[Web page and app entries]
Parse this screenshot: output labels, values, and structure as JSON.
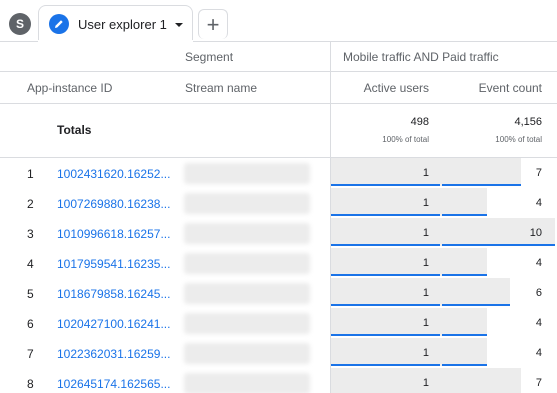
{
  "tabbar": {
    "avatar_letter": "S",
    "tab_label": "User explorer 1",
    "add_tab_label": "+"
  },
  "header": {
    "segment_label": "Segment",
    "segment_value": "Mobile traffic AND Paid traffic",
    "col_id": "App-instance ID",
    "col_stream": "Stream name",
    "col_active": "Active users",
    "col_events": "Event count"
  },
  "totals": {
    "label": "Totals",
    "active_users": "498",
    "active_users_pct": "100% of total",
    "event_count": "4,156",
    "event_count_pct": "100% of total"
  },
  "colors": {
    "accent": "#1a73e8",
    "bar_bg": "#ececec",
    "link": "#1a73e8"
  },
  "rows": [
    {
      "num": "1",
      "id": "1002431620.16252...",
      "active": "1",
      "events": "7",
      "events_ratio": 0.7
    },
    {
      "num": "2",
      "id": "1007269880.16238...",
      "active": "1",
      "events": "4",
      "events_ratio": 0.4
    },
    {
      "num": "3",
      "id": "1010996618.16257...",
      "active": "1",
      "events": "10",
      "events_ratio": 1.0
    },
    {
      "num": "4",
      "id": "1017959541.16235...",
      "active": "1",
      "events": "4",
      "events_ratio": 0.4
    },
    {
      "num": "5",
      "id": "1018679858.16245...",
      "active": "1",
      "events": "6",
      "events_ratio": 0.6
    },
    {
      "num": "6",
      "id": "1020427100.16241...",
      "active": "1",
      "events": "4",
      "events_ratio": 0.4
    },
    {
      "num": "7",
      "id": "1022362031.16259...",
      "active": "1",
      "events": "4",
      "events_ratio": 0.4
    },
    {
      "num": "8",
      "id": "102645174.162565...",
      "active": "1",
      "events": "7",
      "events_ratio": 0.7
    }
  ]
}
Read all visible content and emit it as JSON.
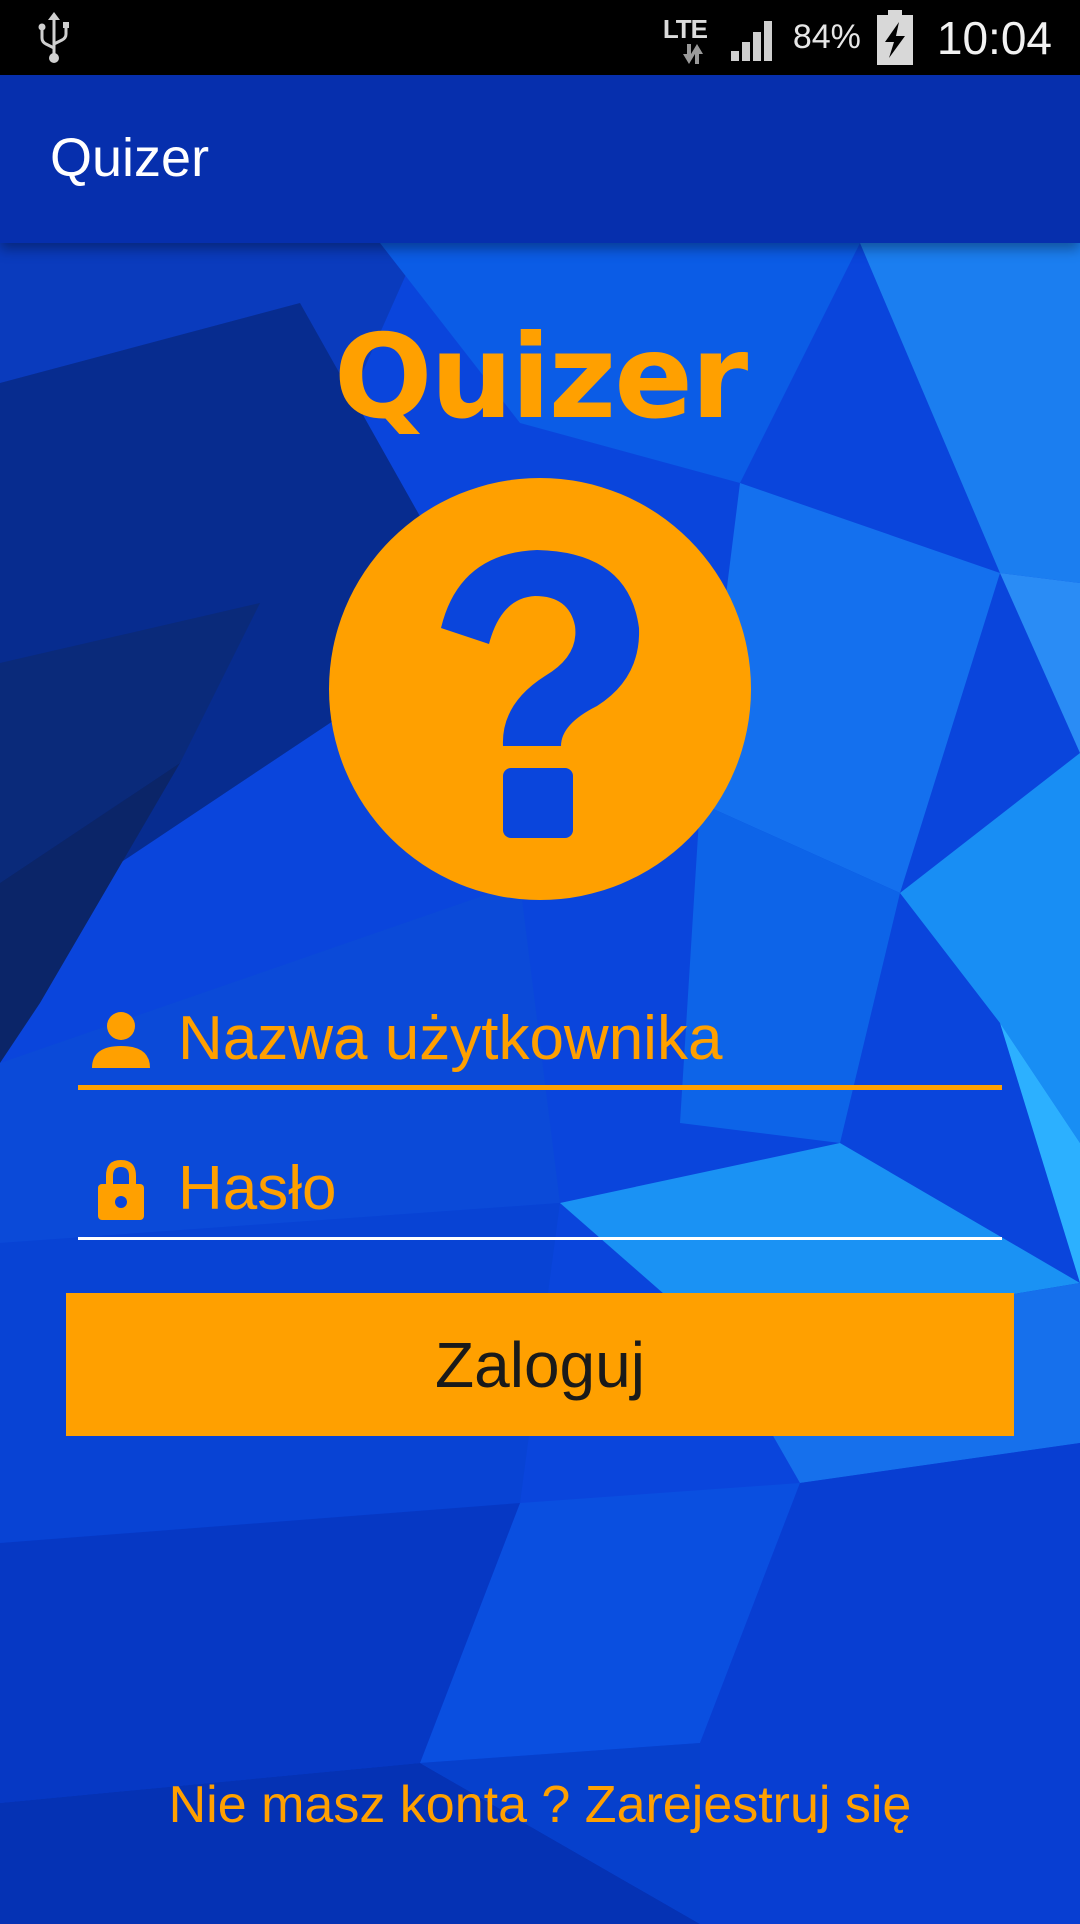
{
  "status_bar": {
    "network_type": "LTE",
    "battery_percent": "84%",
    "time": "10:04",
    "icons": [
      "usb-icon",
      "data-arrows-icon",
      "signal-icon",
      "battery-charging-icon"
    ]
  },
  "app_bar": {
    "title": "Quizer"
  },
  "login": {
    "logo_text": "Quizer",
    "logo_icon": "help-circle-icon",
    "username_placeholder": "Nazwa użytkownika",
    "password_placeholder": "Hasło",
    "login_button": "Zaloguj",
    "register_link": "Nie masz konta ? Zarejestruj się"
  },
  "colors": {
    "accent": "#ffa000",
    "app_bar": "#062fad",
    "background": "#0a3fd6",
    "status_bar": "#000000"
  }
}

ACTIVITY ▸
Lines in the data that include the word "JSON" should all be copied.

RESULT ▸
Parse this screenshot: output labels, values, and structure as JSON.
Read all visible content and emit it as JSON.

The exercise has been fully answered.